The rest of the fellowship were unloading their gear a well. Legolas powered on his beautifully crafted keytar and played a series of notes for Boromir and Gimili to tune to. It was said that Legolas’ keytar was crafted by the master craftsman and queen of elves, Galadriel, and that one time Legolas had kissed her back in high school. Boromir boasted a vintage Martin D18 acoustic guitar, obviously a child born into some money. Gimili sported a slightly more modest, but nonetheless bold, 1962 Hofner 500/1 Electric Bass. It was an uncharacteristic instrument for a dwarf, who usually tended toward more overly heavy metal guitars and basses. When he had a few drinks in him he would start to swear that Paul McCartney had once played the bass, a fact that few would question, but still fewer would believe.
Aragorn, unsheathed his epic 1957 startburst stratocaster. Everyone was jealous. Even Boromir was, though he pretended not to be. What a guitar.
The hobbits, pulled out their instruments as well. Sam played a snare, kick, and high hat drum kit. He began to set his kit as best he could on the uneven ground of the cavern. Frodo nervously tightened the pegs on his bongos while Merry tuned his fiddle, trying his best to play along with Legolas’ true notes. Finally Pippin, unsheathed his mandolin. It was a stupid mandolin. Really shabby stuff.
All the while, the ska music grew louder and more obnoxious. As the din grew closer, it became clear that there was in fact a lead singer at the head of the band. His vocals were the worst. He was a middling tenor with the poor pitch control typical of a goblin…But it was the unrelenting full tone vibrato that swing wildly on and off key that really made this particular performance extra harrowing for everyone involved. “What kind of creature would make a noise like the voluntarily?” Merry asked the others. None responded. They were too busy actively forgetting the situation so as to ward off the nearly unavoidable brain damage caused by prolonged exposure to such terrible, awful music.
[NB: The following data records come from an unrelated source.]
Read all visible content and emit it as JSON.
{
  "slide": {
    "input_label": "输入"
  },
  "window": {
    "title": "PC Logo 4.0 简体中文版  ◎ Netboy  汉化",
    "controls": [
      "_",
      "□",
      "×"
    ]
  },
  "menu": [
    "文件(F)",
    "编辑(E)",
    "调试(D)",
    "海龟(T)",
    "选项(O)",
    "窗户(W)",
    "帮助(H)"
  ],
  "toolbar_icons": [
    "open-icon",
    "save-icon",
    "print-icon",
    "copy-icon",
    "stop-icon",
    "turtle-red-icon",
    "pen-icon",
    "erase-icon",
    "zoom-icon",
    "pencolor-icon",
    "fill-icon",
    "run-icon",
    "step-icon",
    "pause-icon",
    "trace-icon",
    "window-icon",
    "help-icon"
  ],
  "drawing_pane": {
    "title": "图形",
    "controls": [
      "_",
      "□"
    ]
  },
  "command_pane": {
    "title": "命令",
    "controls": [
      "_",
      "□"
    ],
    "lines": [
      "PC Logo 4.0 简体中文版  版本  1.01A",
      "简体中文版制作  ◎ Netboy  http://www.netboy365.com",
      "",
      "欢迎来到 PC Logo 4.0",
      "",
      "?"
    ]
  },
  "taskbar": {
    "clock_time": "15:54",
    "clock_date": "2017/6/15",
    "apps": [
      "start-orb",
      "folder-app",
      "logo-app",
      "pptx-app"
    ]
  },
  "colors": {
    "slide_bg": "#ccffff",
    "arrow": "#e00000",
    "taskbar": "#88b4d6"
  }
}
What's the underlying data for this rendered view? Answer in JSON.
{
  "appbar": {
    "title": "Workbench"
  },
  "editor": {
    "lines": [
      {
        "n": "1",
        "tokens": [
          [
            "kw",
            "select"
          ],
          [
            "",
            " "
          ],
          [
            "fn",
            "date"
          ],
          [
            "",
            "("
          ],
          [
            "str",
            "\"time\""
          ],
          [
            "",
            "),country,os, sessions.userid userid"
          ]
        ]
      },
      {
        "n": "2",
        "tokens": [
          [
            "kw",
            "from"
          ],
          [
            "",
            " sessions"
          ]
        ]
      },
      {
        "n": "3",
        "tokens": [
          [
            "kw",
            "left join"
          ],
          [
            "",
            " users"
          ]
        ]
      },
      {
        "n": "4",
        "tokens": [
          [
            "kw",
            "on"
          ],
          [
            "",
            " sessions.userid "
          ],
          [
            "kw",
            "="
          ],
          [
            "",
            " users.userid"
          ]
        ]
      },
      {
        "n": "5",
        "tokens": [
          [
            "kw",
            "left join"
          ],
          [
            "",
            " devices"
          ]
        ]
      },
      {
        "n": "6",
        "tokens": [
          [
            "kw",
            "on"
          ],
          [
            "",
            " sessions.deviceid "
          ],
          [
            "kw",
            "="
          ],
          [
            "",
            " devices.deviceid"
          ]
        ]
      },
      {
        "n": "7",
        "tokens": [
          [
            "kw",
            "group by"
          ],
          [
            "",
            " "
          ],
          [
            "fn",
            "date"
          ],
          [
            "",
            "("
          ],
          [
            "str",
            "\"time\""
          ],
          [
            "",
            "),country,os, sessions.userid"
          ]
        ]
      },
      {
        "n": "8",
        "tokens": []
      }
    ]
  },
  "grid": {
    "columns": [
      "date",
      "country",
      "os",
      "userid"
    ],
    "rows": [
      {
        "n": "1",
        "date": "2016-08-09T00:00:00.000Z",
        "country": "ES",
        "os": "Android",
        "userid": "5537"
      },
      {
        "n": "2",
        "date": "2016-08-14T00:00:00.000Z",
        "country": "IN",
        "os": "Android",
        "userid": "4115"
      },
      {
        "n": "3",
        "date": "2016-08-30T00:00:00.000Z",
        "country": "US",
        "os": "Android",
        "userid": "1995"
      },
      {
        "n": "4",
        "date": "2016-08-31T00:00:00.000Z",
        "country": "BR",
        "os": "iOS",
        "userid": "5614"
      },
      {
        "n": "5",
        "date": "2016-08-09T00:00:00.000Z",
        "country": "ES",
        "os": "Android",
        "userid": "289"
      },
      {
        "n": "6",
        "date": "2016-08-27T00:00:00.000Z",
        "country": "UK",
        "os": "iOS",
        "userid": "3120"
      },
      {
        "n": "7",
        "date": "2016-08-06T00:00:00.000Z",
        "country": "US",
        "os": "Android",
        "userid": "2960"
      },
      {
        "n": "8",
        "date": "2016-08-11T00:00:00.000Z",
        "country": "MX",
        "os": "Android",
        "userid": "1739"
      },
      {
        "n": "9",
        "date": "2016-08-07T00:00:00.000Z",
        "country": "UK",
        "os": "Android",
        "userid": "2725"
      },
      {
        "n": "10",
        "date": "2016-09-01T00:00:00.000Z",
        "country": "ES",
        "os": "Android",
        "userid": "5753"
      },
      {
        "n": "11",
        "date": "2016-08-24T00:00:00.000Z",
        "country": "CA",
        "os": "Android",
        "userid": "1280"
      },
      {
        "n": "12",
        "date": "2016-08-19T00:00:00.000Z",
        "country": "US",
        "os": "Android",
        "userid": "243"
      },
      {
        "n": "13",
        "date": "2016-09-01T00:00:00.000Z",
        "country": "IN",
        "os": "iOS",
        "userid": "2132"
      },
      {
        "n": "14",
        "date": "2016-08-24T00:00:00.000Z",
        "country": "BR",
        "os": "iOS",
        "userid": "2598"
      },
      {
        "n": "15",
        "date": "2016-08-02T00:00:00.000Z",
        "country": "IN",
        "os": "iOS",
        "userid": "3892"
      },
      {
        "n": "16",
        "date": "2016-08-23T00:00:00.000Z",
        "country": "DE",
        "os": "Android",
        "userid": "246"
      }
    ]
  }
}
The goblin band was nearly upon them and it became clear that the goblin was singing words. There were lyrics to this song. To make matters only slightly worse, the words made absolutely no sense–none whatsoever.Peanut butter, babies cry/ Salamanders sleep at night/ Don’t behave your good red smile/ After all please stay a while/
The goblin howled the words. Its was impossible to tell whether this horrible mishmash of common sayings was a ska standard of some sort or if the goblins composed the verses themselves, fueled by an embarrassingly incomplete knowledge of the common tongue. Both possibilities seemed equally likely.
Just as the goblin finished his song with the paradoxically phrased expression “I love your hate to feel my love, my love,” holding the last note for a long enough time for Sam to clear a wedgie not only from both his own buttocks, but also the butt of Mr. Frodo. Sam was really considerate all the time.
But there was no time for wedgies, swirlies, punch buggies, or noogies for the goblin band now stood before the fellowship, breathing harshly and basking in the glow of imagined applause. Their smiles turned from mirthful to sinister as the goblins took in the sight of the small band. The foul creatures outnumber our heroes nearly three to one and they think foolishly that they have the advantage.
For one perfect second everyone is frozen, aware of the chaos about to ensue.
Gandalf breaks the silence by plucking a single chord out of of his Les Paul. It’s in the kingly key of Eb. Clearly, he has come to rock.